(Beginning of Dataset excerpts)

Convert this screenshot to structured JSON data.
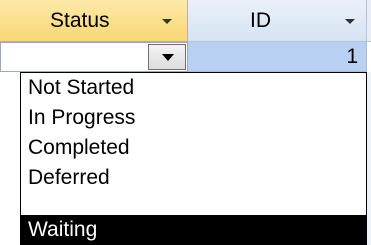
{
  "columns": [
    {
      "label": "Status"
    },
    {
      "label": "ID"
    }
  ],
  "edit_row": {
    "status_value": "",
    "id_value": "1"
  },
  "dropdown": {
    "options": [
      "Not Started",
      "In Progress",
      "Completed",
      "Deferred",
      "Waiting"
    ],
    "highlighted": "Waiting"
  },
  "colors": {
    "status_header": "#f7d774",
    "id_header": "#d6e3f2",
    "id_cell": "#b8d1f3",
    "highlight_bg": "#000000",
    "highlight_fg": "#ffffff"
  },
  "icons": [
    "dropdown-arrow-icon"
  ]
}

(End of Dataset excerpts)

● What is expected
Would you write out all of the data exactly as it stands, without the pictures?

● Output for this task
Convert this screenshot to structured JSON data.
{
  "columns": [
    {
      "label": "Status"
    },
    {
      "label": "ID"
    }
  ],
  "edit_row": {
    "status_value": "",
    "id_value": "1"
  },
  "dropdown": {
    "options": [
      "Not Started",
      "In Progress",
      "Completed",
      "Deferred",
      "Waiting"
    ],
    "highlighted": "Waiting"
  },
  "colors": {
    "status_header": "#f7d774",
    "id_header": "#d6e3f2",
    "id_cell": "#b8d1f3",
    "highlight_bg": "#000000",
    "highlight_fg": "#ffffff"
  },
  "icons": [
    "dropdown-arrow-icon"
  ]
}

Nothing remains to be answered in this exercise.